Yesterday, the Internet saw what can happen when a DNS outage strikes a major webhost when millions of people could not access web pages provided by Go Daddy. Initially, reports went out that Anonymous had taken credit for a DDoS attack against the Go Daddy’s DNS infrastructure and thus caused intermittent failures for numerous websites—but today we’ve heard from the “daddy” himself that it was caused by a critical failure internal to the webhost and not an external attack.
“It was not a ‘hack’ and it was not a denial of service attack (DDoS),” GoDaddy Interim CEO Scott Wagner wrote in an e-mail to Ars Technica. “We have determined the service outage was due to a series of internal network events that corrupted router data tables.”
Service was interrupted beginning at 10 a.m. PT and being fully restored about 4 p.m. PT.
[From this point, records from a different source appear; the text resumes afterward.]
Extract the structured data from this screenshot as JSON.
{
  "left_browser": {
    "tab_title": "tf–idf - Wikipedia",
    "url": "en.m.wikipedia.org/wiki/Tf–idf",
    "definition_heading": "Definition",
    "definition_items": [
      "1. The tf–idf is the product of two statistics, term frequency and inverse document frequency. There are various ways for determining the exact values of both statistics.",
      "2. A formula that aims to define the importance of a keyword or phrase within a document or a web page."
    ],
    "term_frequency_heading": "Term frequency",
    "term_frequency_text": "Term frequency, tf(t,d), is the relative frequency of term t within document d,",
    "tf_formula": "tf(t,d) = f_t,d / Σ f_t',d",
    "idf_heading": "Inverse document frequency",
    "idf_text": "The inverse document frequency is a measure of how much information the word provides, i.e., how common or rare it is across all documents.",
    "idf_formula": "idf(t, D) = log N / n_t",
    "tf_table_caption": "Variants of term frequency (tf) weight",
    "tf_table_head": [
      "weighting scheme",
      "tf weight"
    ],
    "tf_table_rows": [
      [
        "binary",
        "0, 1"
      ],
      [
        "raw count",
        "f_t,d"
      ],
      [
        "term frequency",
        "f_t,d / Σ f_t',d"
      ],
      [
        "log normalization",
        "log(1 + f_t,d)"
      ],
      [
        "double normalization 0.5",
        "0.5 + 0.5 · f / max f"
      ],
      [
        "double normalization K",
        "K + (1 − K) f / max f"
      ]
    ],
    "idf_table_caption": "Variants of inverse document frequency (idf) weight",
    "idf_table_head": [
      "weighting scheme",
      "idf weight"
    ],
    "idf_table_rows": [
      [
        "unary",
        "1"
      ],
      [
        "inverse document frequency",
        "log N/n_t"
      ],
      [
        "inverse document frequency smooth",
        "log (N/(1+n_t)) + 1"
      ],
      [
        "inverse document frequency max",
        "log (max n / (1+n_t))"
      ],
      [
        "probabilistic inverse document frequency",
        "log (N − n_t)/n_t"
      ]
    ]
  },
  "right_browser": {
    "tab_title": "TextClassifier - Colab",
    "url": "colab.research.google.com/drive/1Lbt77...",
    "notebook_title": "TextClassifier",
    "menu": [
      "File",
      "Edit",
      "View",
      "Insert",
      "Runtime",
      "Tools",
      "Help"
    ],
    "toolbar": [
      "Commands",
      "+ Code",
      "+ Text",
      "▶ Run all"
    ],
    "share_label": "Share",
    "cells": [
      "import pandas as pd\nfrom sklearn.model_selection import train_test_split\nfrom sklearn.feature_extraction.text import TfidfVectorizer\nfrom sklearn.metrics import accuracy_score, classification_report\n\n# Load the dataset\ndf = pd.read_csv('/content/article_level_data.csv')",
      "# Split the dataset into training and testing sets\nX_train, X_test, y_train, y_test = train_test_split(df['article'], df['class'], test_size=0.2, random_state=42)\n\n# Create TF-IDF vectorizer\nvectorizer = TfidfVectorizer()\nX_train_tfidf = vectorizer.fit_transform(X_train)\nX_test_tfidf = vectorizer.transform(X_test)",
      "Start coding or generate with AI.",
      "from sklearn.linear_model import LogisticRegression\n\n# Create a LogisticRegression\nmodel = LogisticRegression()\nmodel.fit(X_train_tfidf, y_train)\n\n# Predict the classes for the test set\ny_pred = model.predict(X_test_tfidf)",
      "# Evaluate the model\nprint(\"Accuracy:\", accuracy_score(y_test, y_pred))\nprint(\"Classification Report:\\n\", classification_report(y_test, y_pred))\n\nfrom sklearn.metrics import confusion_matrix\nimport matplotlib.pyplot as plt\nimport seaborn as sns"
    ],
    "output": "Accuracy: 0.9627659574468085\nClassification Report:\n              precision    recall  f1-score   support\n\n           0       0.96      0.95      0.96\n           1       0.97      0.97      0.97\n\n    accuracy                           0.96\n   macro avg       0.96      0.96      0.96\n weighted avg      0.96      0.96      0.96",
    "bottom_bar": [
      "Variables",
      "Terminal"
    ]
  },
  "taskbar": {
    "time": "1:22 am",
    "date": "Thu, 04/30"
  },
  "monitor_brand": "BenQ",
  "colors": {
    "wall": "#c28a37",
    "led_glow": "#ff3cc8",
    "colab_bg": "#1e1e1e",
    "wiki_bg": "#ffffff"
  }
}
“Throughout our history, we have provided 99.999% uptime in our DNS infrastructure,” said Wagner. “This is the level our customers expect from us and the level we expect of ourselves. We have let our customers down and we know it. We take our business and our customers’ businesses very seriously. We apologize to our customers for these events and thank them for their patience.”
Of course, during the six hours that these effects and aftershocks were felt across the Internet a cell of Anonymous crawled out of the woodwork to claim credit for the outage. It was quickly reported here at SiliconANGLE that the outage was the result of a DDoS attack—and that sort of claim would have been credible: it’s well known that it’s possible to knock out DNS infrastructure with distributed denial of service attack.
Although there have been fears that the current global DNS service is susceptible to this sort of attack, this is unlikely because it’s a lot harder to take the entire thing down than just one portion. The lesson learned from GoDaddy’s outage, however, suggests that large enough vendor can generate a great deal of mayhem due to poor configuration as the result of a failure or a DDoS attack. After all, reports are that millions of users found themselves unable to connect to web pages because the DNS failed to give them the appropriate addresses. The company hosts 5 million web sites and manages a total of 52 million domain names—all of these web sites would have been affected in some form or another.
I personally found myself unable to access SiliconANGLE.com (although my colleagues were largely unaffected) with ongoing, intermittent DNS failures for most of yesterday.
Go Daddy has replied that they do use redundant systems to prevent this sort of thing. Although the DNS infrastructure uses a tree-like hierarchy with higher level tiers providing addressing for lower levels, it is possible to have backups that can come online if primary fail to respond in time. That both the primary and redundant systems at Go Daddy were affected at the same time by a router failure seems to suggest that they may not keep them as separate as they should.
A single (or even multiple interrelated) router failure should not be able to cause wide disruption to an entire DNS infrastructure if the redundancy is well designed.